PORT P3 (Pins 10 to 17): PORT P3 acts as a normal IO port, but Port P3 has additional functions such as, serial transmit and receive pins, 2 external interrupt pins, 2 external counter inputs, read and write pins for memory access.

PORT P2 (pins 21 to 28): PORT P2 can also be used as a general purpose 8 bit port when no external memory is present, but if external memory access is required then PORT P2 will act as an address bus in conjunction with PORT P0 to access external memory. PORT P2 acts as A8-A15, as can be seen from fig 1.1

PORT P0 (pins 32 to 39) PORT P0 can be used as a general purpose 8 bit port when no external memory is present, but if external memory access is required then PORT P0 acts as a multiplexed address and data bus that can be used to access external memory in conjunction with PORT P2. P0 acts as AD0-AD7, as can be seen from fig 1.1

PORT P10: asynchronous communication input or Serial synchronous communication output.

PIN 11: Serial Asynchronous Communication Output or Serial Synchronous Communication clock Output.

Oscillator Circuits[edit]

The 8051 requires an external oscillator circuit. The oscillator circuit usually runs around 12MHz, although the 8051 (depending on which specific model) is capable of running at a maximum of 40MHz. Each machine cycle in the 8051 is 12 clock cycles, giving an effective cycle rate at 1MHz (for a 12MHz clock) to 3.33MHz (for the maximum 40MHz clock). The oscillator circuit generates the clock pulses so that all internal operations are synchronized.

One machine cycle has 6 states. One state is 2 T-states. Therefore one machine cycle is 12 T-states. Time to execute an instruction is found by multiplying C by 12 and dividing product by Crystal frequency.

T=(C*12d)/crystal frequency

8051 Internal Architecture[edit]

Internal schematics of the 8051.

Data and Program Memory[edit]

The 8051 Microcontroller can be programmed in PL/M, 8051 Assembly, C and a number of other high-level languages. Some compilers even have support for compiling C++ for an 8051.

Program memory in the 8051 is read-only, while the data memory is considered to be read/write accessible. When stored on EEPROM or Flash, the program memory can be rewritten when the microcontroller is in the special programmer circuit or, if not using a 8031, through a preinstalled bootloader.

Program Start Address[edit]

The 8051 starts executing program instructions from address 0000 in the program memory. The A register is located in the SFR memory location 0xE0. The A register works in a similar fashion to the AX register of x86 processors. The A register is called the accumulator, and by default it receives the result of all arithmetic operations.
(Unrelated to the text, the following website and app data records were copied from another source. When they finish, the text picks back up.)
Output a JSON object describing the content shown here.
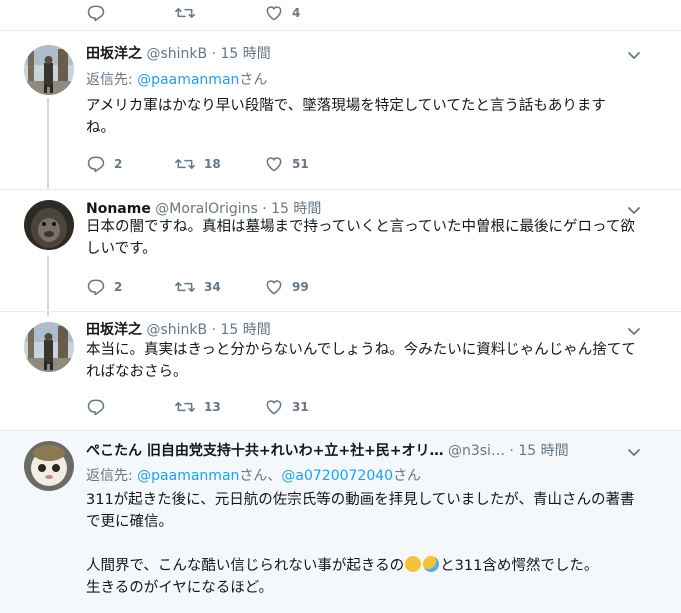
{
  "top_actions": {
    "reply": "",
    "retweet": "",
    "like": "4"
  },
  "tweets": [
    {
      "name": "田坂洋之",
      "handle": "@shinkB",
      "dot": "·",
      "time": "15 時間",
      "reply_prefix": "返信先: ",
      "reply_to": [
        "@paamanman"
      ],
      "reply_suffix": "さん",
      "text": "アメリカ軍はかなり早い段階で、墜落現場を特定していてたと言う話もありますね。",
      "replies": "2",
      "retweets": "18",
      "likes": "51"
    },
    {
      "name": "Noname",
      "handle": "@MoralOrigins",
      "dot": "·",
      "time": "15 時間",
      "text": "日本の闇ですね。真相は墓場まで持っていくと言っていた中曽根に最後にゲロって欲しいです。",
      "replies": "2",
      "retweets": "34",
      "likes": "99"
    },
    {
      "name": "田坂洋之",
      "handle": "@shinkB",
      "dot": "·",
      "time": "15 時間",
      "text": "本当に。真実はきっと分からないんでしょうね。今みたいに資料じゃんじゃん捨ててればなおさら。",
      "replies": "",
      "retweets": "13",
      "likes": "31"
    },
    {
      "name": "ぺこたん 旧自由党支持十共+れいわ+立+社+民+オリ…",
      "handle": "@n3si…",
      "dot": "·",
      "time": "15 時間",
      "reply_prefix": "返信先: ",
      "reply_to": [
        "@paamanman",
        "@a0720072040"
      ],
      "reply_mid": "さん、",
      "reply_suffix": "さん",
      "text_lines": [
        "311が起きた後に、元日航の佐宗氏等の動画を拝見していましたが、青山さんの著書で更に確信。",
        "",
        "人間界で、こんな酷い信じられない事が起きるの",
        "と311含め愕然でした。",
        "生きるのがイヤになるほど。"
      ]
    }
  ],
  "icons": {
    "reply": "reply-icon",
    "retweet": "retweet-icon",
    "like": "heart-icon",
    "caret": "chevron-down-icon"
  },
  "colors": {
    "link": "#1da1f2",
    "muted": "#657786",
    "thread": "#cdd8e0",
    "highlight": "#f5f8fa"
  }
}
Special Function Register[edit]

The Special Function Register (SFR) is the upper area of addressable memory, from address 0x80 to 0xFF. A, B, PSW, DPTR are called SFR.This area of memory cannot be used for data or program storage, but is instead a series of memory-mapped ports and registers. All port input and output can therefore be performed by memory mov operations on specified addresses in the SFR. Also, different status registers are mapped into the SFR, for use in checking the status of the 8051, and changing some operational parameters of the 8051.

General Purpose Registers[edit]

The 8051 has 4 selectable banks of 8 addressable 8-bit registers, R0 to R7. This means that there are essentially 32 available general purpose registers, although only 8 (one bank) can be directly accessed at a time. To access the other banks, we need to change the current bank number in the flag register.

A and B Registers[edit]

The A register is located in the SFR memory location 0xE0. The A register works in a similar fashion to the AX register of x86 processors. The A register is called the accumulator, and by default it receives the result of all arithmetic operations. The B register is used in a similar manner, except that it can receive the extended answers from the multiply and divide operations. When not being used for multiplication and Division, the B register is available as an extra general-purpose register. The A and B registers can store up to 8-bits of data each.